This one is quite different from my usual blog posts, as it wasn't written specifically for the blog, but as a to-be-marked assignment, to-be-sent-for-publication anywhere. So. it's more of an article the likes of which you might find in a journal. Still, what good is it doing sitting hidden and looking lame in an almost empty folder in my laptop? Read on and tell me what you think! :)
Tihana has always been an exceptional individual. Ever since she was a tiny kid, she’s turned out to be how everyone didn’t want her to be, or at least, whatever she did wasn’t really desirable. You see, she actually lived up to her name, ‘the quiet one’. She’s an introvert and unfortunately, it’s always been something she’s been admonished for. Though wrong, it happens, all the time, everywhere. Parents prefer a child who’ll be actively engaging with other kids, staging performances easily, being the gregarious one in their peer groups instead of the one who avoids social circles for solitude. Maybe this isn’t how it had always been, as we’re on the verge of a huge change in perception, thanks to numerous and sudden developments.
As author Susan Cain points out in her book, ‘Quiet: The power of Introverts in a World that can’t stop talking’, “In the last century, society began reshaping itself as an extrovert’s paradise”. The last few decades, especially, have created an ‘extrovert’s ideal’ as opinions are changing, businesses are expanding and ‘outspoken’ leaders are needed. In any social setting, be it a school, a playground, an office, extroverts are seen preferably over those who’re the silent ones. The teacher wants someone with a loud enough voice to be the play’s lead character, bosses want brisk and quick people who’d perform a task without thinking twice, who’d make effective presentations in national meetings, who’d always have a quickie fix and a ready answer for everything. What’s there to lose, right?
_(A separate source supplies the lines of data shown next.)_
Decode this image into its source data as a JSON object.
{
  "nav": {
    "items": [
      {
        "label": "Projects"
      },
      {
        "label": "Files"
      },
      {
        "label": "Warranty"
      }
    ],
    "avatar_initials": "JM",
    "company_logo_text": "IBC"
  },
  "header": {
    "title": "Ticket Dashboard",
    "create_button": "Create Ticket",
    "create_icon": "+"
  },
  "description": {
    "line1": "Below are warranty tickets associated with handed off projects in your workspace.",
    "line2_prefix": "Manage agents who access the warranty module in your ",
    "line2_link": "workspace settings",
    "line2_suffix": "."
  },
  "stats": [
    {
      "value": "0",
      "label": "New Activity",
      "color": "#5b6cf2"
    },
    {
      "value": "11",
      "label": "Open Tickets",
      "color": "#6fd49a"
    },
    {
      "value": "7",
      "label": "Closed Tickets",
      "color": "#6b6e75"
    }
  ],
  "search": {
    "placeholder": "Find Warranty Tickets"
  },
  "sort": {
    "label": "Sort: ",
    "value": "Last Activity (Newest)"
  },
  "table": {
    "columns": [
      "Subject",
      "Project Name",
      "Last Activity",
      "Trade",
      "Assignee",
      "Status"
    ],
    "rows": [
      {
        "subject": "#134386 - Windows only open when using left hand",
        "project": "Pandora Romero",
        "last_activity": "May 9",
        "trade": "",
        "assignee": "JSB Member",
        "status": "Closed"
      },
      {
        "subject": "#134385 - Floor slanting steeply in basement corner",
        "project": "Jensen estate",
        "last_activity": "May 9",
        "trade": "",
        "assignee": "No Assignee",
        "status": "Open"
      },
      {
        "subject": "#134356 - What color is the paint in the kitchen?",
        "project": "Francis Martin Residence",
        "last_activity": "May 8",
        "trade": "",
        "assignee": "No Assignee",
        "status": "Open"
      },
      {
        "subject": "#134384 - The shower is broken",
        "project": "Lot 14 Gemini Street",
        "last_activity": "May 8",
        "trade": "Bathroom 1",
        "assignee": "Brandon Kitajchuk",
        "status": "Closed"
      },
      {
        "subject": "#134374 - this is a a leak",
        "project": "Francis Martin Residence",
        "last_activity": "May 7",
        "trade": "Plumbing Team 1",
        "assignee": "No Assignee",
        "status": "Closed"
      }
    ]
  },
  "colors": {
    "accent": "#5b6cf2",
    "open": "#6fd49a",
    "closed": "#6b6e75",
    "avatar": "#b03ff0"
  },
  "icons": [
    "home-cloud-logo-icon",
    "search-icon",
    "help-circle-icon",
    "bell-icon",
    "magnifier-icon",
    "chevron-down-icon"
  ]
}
Well, let’s see what most of us fail to notice. One, that introversion is as much of a trait as extroversion. These two terms originating from Carl Jung’s theory of personality, aren’t really opposite to each other, but different traits altogether (as said by Jennifer O. Grimes, in her 2010 thesis, Introversion and Autism: A conceptual Exploration of the Placement of Introversion on the Autism Spectrum). As introversion falls more on the ‘soft’ scale, it goes mostly unnoticed, becomes just an echo among the loud shouts of the extroverts. With no one to hear them, the extreme introverts draw more into themselves, with a feeling of being left-out. There, thanks to lack of patience, graciousness to accept people as they are, choosing an outspoken person just to get the task done, a person loses his confidence. Not bad enough?
|Am I obsessed with leapfrogging fish? :||
Two, with all this extrovert preference, introverted kids are constantly pestered to ‘open up’. They’re put into extra-curricular classes after school in the hope that they’d start speaking more often. All of this makes the child think there’s something wrong with him, that he isn’t good enough, that his cousin who’s always winning in debates is far better than him, that his hobbies- drawing and painting, reading and writing, wouldn’t be appreciated enough. As he grows older, he realizes ‘talking up to the boss’ is what is needed to get what he wishes for, that he needs to get ‘better’ if he wants to succeed. After all, that’s how it is always seen. Susan Cain says, “A widely held, but rarely articulated, belief in our society is that the ideal self is bold, alpha, gregarious. Introversion is viewed somewhere between disappointment and pathology.”
What isn’t really spoken out loud is how introverts are actually a source of so much power. It may not be visible on the surface, but that’s the point. You have to peer carefully and notice the small fragments that make up the whole, you have to see the details to see what introverts are actually capable of doing. In a general sense, they’re great artists, writers and thinkers. In a business environment, it’s actually important to not lose focus of introverts as they tend to be better decision makers as well. They think in depth about any situation and wouldn’t make decisions in a hurry, so you can be assured that it’ll have less risk.
As for leadership, Susan Cain says that introverts are better at leading proactive employees because ‘they listen to and let them run with their ideas’ and that for a good work environment, there should a balance between introverts and extroverts.
The world has millions of introverts and it’d be a shame to not accept them as they are and continually asking them to be someone they’re not. We should be absolutely okay with the idea of our child, or spouse to not prefer going to parties, wanting some lone time for their creative pursuits and just live at peace as they want. If we’re trying to change them, it’s just unfounded and immoral prejudice. About time we pause, take a break and stay silent long enough to notice those who’re living like that, silently, at the edges.